Endoscopic bariatric and metabolic therapies (EBMT) are a new addition to the treatment arsenal for obesity. These include devices that are placed or removed via flexible endoscopy, and procedures that utilize instruments that require flexible endoscopy for the indications of weight loss or treatment of glucose intolerance (from pre-diabetes to diabetes). The EBMTs are generally divided into gastric and small bowel categories, and although individual EBMTs may have unique mechanisms of action, similar themes in proposed mechanism of action are seen in the gastric and small bowel EBMTs, respectively. In this review we will describe the therapies approved for use in the United States or currently in the process of obtaining approval for use in the United States. We will discuss potential mechanisms of action and examine safety and efficacy data

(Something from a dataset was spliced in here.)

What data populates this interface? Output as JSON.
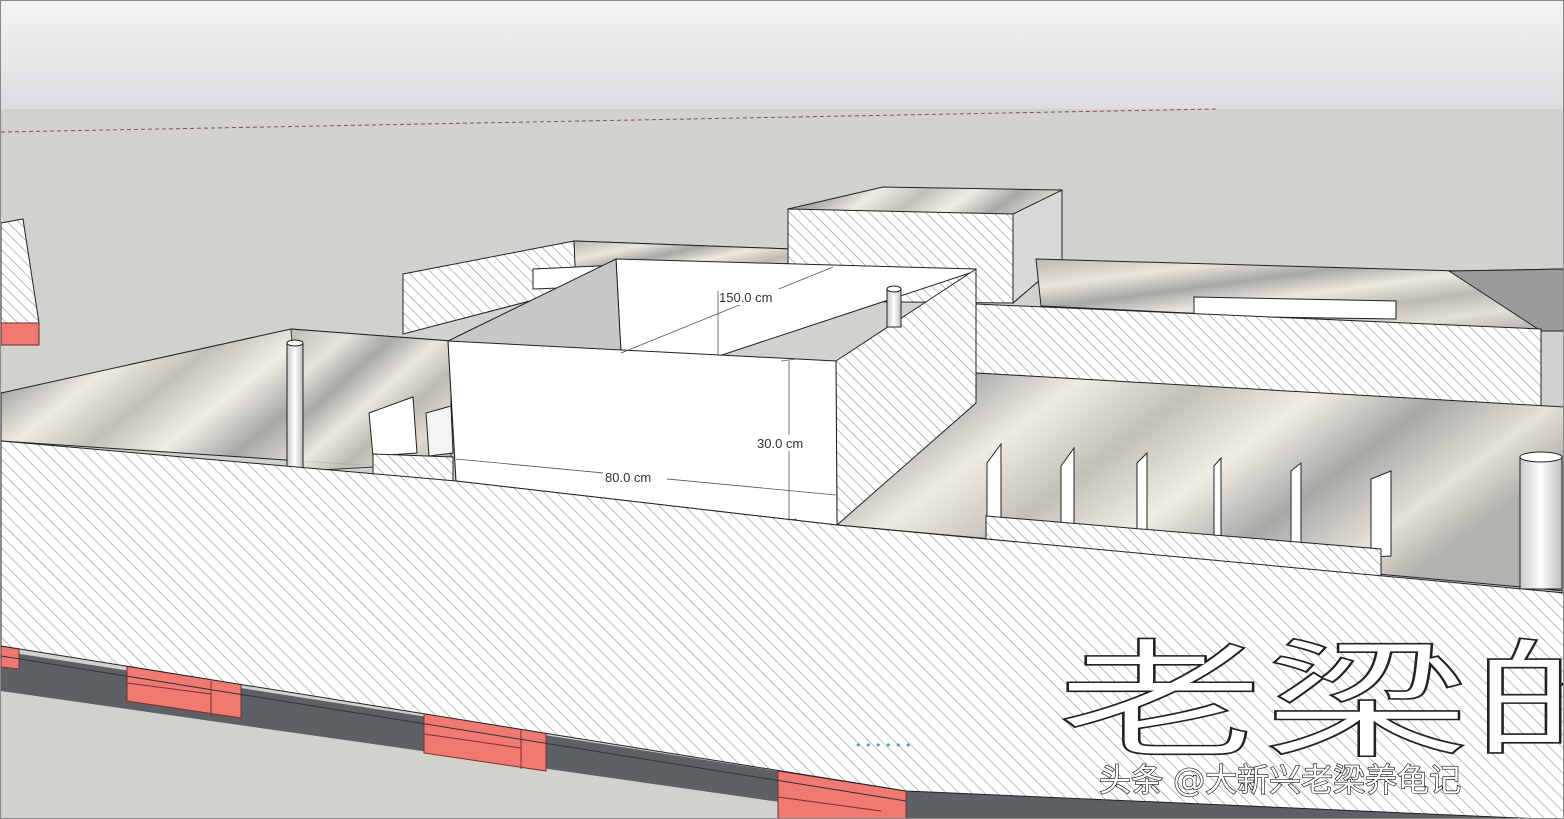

Endoscopic bariatric metabolic therapies (EBMT) are devices that require flexible endoscopy for placement or removal and procedures that are performed via flexible endoscopy for the treatment of obesity or glucose intolerance. The category of EBMT encompasses a wide range of device and procedure types that have varying mechanism, resulting in decreased calorie intake. EBMTs produce more weight loss when compared with lifestyle therapy

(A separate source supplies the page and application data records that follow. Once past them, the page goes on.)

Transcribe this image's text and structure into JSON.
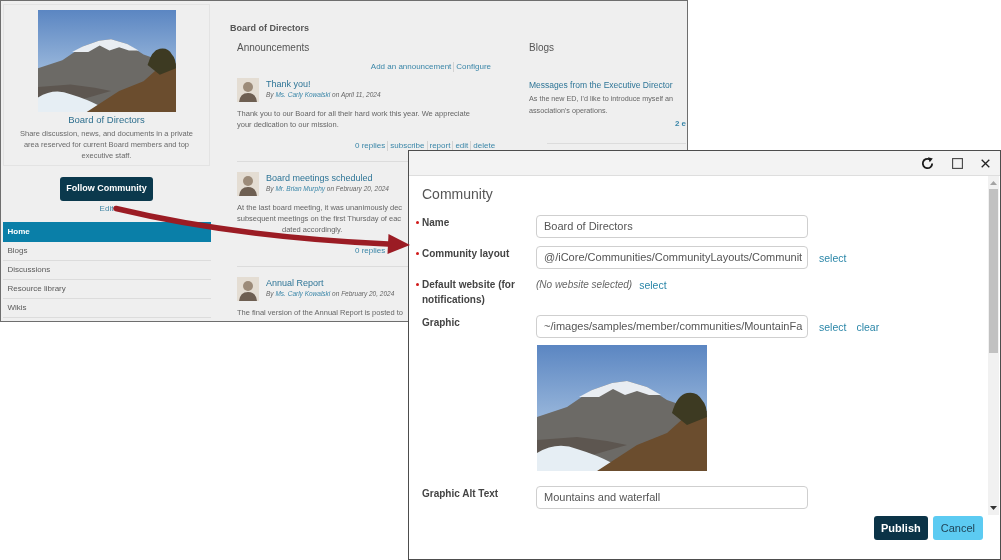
{
  "background_page": {
    "profile": {
      "title": "Board of Directors",
      "description": "Share discussion, news, and documents in a private area reserved for current Board members and top executive staff."
    },
    "follow_button": "Follow Community",
    "edit_link": "Edit",
    "nav": [
      {
        "label": "Home",
        "selected": true
      },
      {
        "label": "Blogs",
        "selected": false
      },
      {
        "label": "Discussions",
        "selected": false
      },
      {
        "label": "Resource library",
        "selected": false
      },
      {
        "label": "Wikis",
        "selected": false
      }
    ],
    "heading": "Board of Directors",
    "announcements": {
      "title": "Announcements",
      "links": [
        "Add an announcement",
        "Configure"
      ],
      "posts": [
        {
          "title": "Thank you!",
          "byline": {
            "prefix": "By",
            "author": "Ms. Carly Kowalski",
            "date": "on April 11, 2024"
          },
          "body_lines": [
            "Thank you to our Board for all their hard work this year. We appreciate",
            "your dedication to our mission."
          ],
          "actions": [
            "0 replies",
            "subscribe",
            "report",
            "edit",
            "delete"
          ]
        },
        {
          "title": "Board meetings scheduled",
          "byline": {
            "prefix": "By",
            "author": "Mr. Brian Murphy",
            "date": "on February 20, 2024"
          },
          "body_lines": [
            "At the last board meeting, it was unanimously dec",
            "subsequent meetings on the first Thursday of eac",
            "dated accordingly."
          ],
          "actions": [
            "0 replies"
          ]
        },
        {
          "title": "Annual Report",
          "byline": {
            "prefix": "By",
            "author": "Ms. Carly Kowalski",
            "date": "on February 20, 2024"
          },
          "body_lines": [
            "The final version of the Annual Report is posted to"
          ]
        }
      ]
    },
    "blogs": {
      "title": "Blogs",
      "posts": [
        {
          "title": "Messages from the Executive Director",
          "body_lines": [
            "As the new ED, I'd like to introduce myself an",
            "association's operations."
          ],
          "link": "2 e"
        }
      ]
    }
  },
  "dialog": {
    "title": "Community",
    "fields": [
      {
        "kind": "input",
        "label": "Name",
        "required": true,
        "value": "Board of Directors"
      },
      {
        "kind": "input",
        "label": "Community layout",
        "required": true,
        "value": "@/iCore/Communities/CommunityLayouts/Communit",
        "links": [
          "select"
        ]
      },
      {
        "kind": "text",
        "label": "Default website (for notifications)",
        "required": true,
        "value": "(No website selected)",
        "links": [
          "select"
        ]
      },
      {
        "kind": "image_input",
        "label": "Graphic",
        "required": false,
        "value": "~/images/samples/member/communities/MountainFa",
        "links": [
          "select",
          "clear"
        ]
      },
      {
        "kind": "input",
        "label": "Graphic Alt Text",
        "required": false,
        "value": "Mountains and waterfall"
      }
    ],
    "buttons": [
      {
        "label": "Publish",
        "kind": "primary"
      },
      {
        "label": "Cancel",
        "kind": "secondary"
      }
    ]
  }
}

1, 2 and when compared with weight loss medications. 3 Although no randomized controlled trial of EBMT compared with bariatric surgery has been published to date, weight loss with EBMT is generally less than weight loss reported with bariatric surgery 4; but EBMT has significantly fewer complications, making it an attractive treatment alternative for patients who do not qualify for or do not want bariatric surgery. The following review will discuss the primary EBMTs currently available in the United States or currently under investigation. Details on incorporating these devices into an endoscopy practice is outside of the scope of this review, but further information can be found in medical society position statements.
Gastric Endoscopic Bariatric Metabolic Therapies
The EBMTs that are placed or performed in the stomach vary significantly in their design and mechanisms of action. These include devices that occupy space in the stomach (either with the device or by causing delayed gastric emptying), a device that removes a portion of the calories consumed after a meal (aspiration therapy), and devices that alter gastric anatomy to reduce gastric volume and accommodation (plication and suturing).
Intragastric balloons (IGB) occupy space in the stomach. Research suggests that an IGB volume of at least 400 mL is needed for weight loss. 7 In addition to occupying space in the stomach, some IGBs also alter gastric motility. A randomized controlled trial of the Orbera Intragastric Balloon System (Orbera; Apollo Endosurgery, Austin, TX; Figure 1A) in 27 subjects demonstrated an increase in retained gastric contents 2 hours after radiolabeled meal ingestion in the IGB group compared with the control group 8 weeks after IGB placement (61.4 ± 23.2% and 25.7 ± 18%; P = .0003).8 No difference was seen in retained gastric contents in the IGB group compared with the control group at baseline testing or post-IGB removal testing, supporting the independent role of IGB on gastric motility. Moreover, weight loss was correlated with the change in gastric retention. Gastric hormones involved in hunger, satiety, and control of gastric emptying have also been studied. In two randomized sham controlled studies there was no difference between sham control or active subjects with an IGB on fasting or post-prandial ghrelin concentrations.9, 10 However, fasting and post-prandial cholecystokinin were decreased in active subjects with an IGB compared with controls in a sham controlled study, 11 which may correlate with the delayed gastric emptying seen with IGBs. IGB therapy is also associated with significant weight loss maintenance after removal. Unlike the effect of cessation of weight loss medications where weight lost with the medication is regained within 6 months, 66% to almost 90% of the weight lost with the IGB is maintained 6 months after IGB removal, 1, 12, 13 and may be as high as 50% 18 months after IGB placement. 1